▶ WORK INSTRUCTION
Your answer must contain each line of the listing in which "placeholder" appears, copied in full.
== RECORD EXCERPTS ==
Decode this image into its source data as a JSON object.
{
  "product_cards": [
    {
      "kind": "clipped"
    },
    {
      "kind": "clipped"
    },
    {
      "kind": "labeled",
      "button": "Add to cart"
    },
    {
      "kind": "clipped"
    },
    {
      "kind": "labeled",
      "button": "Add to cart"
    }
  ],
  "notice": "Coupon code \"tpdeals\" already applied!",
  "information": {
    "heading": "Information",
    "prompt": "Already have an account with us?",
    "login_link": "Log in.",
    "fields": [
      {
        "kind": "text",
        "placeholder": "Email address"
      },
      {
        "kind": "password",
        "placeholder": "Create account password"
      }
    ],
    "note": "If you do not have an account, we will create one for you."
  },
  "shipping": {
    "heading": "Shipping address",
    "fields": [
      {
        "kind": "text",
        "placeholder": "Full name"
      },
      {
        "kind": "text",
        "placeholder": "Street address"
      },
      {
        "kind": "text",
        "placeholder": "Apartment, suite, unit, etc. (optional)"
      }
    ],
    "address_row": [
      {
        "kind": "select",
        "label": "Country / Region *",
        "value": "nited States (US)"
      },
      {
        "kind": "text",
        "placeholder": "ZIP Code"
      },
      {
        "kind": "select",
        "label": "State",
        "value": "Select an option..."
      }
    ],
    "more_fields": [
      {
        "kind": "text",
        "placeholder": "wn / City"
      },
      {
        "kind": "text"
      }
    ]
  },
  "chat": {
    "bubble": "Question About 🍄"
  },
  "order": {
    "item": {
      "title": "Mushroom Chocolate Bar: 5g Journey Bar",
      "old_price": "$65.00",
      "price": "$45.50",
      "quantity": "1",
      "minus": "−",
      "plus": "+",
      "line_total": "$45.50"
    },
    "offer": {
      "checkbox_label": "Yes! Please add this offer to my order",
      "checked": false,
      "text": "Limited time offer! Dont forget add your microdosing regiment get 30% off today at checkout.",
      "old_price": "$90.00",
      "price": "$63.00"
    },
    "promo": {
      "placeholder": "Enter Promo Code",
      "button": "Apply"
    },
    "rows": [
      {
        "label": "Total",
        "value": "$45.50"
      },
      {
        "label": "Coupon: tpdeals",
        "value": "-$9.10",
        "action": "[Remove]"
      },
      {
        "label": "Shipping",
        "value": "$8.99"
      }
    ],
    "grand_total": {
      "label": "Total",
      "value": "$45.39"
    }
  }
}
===
▶ RESULT BELOW
        "placeholder": "Email address"
        "placeholder": "Create account password"
        "placeholder": "Full name"
        "placeholder": "Street address"
        "placeholder": "Apartment, suite, unit, etc. (optional)"
        "placeholder": "ZIP Code"
        "placeholder": "wn / City"
      "placeholder": "Enter Promo Code",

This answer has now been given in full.